# Induced current from moving coil through non-uniform magnetic field

A rectangular coil with dimensions $L_x$ and $W_y$ , mass $m$, $n$ turns , and resistance $R$ is moving at an initial velocity of $v_i$ when a non-uniform magnetic field pointing directly up (perpendicular to the motion of the coil) is turned on. The magnetic field varies along the x-axis and is described by $B(t) = b_1x+b_2$.

1. What is the induced current the moment the field is turned on?
2. What is the initial deceleration of the coil?

Edit: 1. can be solved as follows: $I = (NLWb_1v_i)/R$

What's the best way to approach 2.?

• Use the fact that the force on one length of wire is given by: $$\vec F =\vec I \times \vec B$$ for each side then use newton's second law May 16 '15 at 7:27
• Isn't length part of that equation as well? $\vec F =\vec IL \times \vec B$
– WHY
May 16 '15 at 7:39
• How do I determine the direction of the force vector for each length of wire? Or are they all pointing in the $-x$ direction?
– WHY
May 16 '15 at 7:41
• @Joseph, your method worked. Thank you. If you'd like to post an official answer, I'd be happy to accept it.
– WHY
May 16 '15 at 7:56

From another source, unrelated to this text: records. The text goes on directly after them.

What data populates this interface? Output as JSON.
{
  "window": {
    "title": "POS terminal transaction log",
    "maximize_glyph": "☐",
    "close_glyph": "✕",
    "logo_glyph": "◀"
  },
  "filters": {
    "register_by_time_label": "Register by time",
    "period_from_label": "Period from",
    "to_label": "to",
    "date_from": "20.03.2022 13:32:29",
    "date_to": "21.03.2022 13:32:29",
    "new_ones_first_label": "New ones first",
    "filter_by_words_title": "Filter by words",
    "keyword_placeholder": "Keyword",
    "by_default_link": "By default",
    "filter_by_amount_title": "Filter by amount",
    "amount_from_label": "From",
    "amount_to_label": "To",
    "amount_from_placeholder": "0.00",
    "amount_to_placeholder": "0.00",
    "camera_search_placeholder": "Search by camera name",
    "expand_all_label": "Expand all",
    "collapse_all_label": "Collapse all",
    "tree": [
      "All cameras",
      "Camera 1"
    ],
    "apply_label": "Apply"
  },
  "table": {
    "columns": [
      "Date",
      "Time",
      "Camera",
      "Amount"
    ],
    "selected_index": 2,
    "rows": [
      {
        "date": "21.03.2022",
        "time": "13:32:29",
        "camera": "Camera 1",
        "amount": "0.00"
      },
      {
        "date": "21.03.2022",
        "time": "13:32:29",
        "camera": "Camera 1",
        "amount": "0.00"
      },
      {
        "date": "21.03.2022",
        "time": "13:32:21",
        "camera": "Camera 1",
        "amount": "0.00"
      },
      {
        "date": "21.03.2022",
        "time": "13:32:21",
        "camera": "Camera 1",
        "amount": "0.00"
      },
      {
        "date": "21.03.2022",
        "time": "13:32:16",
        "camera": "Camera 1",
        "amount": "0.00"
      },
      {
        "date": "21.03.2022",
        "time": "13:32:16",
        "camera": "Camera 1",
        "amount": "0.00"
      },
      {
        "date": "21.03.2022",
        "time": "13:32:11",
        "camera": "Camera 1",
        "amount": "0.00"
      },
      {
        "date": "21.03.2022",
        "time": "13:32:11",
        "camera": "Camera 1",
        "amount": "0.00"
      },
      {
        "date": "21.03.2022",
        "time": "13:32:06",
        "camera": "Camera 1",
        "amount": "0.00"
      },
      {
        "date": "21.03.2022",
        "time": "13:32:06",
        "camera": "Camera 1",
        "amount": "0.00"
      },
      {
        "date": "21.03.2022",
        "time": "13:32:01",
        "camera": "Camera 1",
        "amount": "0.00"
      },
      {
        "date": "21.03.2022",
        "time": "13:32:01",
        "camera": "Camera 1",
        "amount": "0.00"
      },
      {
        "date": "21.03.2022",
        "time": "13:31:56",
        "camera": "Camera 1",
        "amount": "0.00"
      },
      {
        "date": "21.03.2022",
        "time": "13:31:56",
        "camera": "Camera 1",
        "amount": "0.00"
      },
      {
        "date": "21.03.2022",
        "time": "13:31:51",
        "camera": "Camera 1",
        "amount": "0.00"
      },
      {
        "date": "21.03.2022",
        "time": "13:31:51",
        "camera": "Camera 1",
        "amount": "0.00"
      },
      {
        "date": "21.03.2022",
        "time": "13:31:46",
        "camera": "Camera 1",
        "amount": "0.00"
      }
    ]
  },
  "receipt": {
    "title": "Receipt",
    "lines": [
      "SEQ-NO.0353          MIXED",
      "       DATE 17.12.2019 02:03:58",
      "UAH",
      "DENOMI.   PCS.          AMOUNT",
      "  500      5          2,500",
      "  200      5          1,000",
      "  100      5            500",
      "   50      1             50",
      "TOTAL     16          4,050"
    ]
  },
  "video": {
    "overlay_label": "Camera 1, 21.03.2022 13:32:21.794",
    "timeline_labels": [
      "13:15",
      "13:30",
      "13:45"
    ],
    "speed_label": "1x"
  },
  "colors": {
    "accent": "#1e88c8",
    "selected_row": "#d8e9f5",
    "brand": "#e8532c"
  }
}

The force on each side of the wire is given by: $$\vec F=L \vec I \times \vec B$$ (you where right about the length), and the direction of the force is given by the direction of the cross product.
If you want to be more general you can right the force as $$d \vec F=I d\vec l\times \vec B$$ Where $d \vec l$ is a small element of wire. And then integrate over the loop.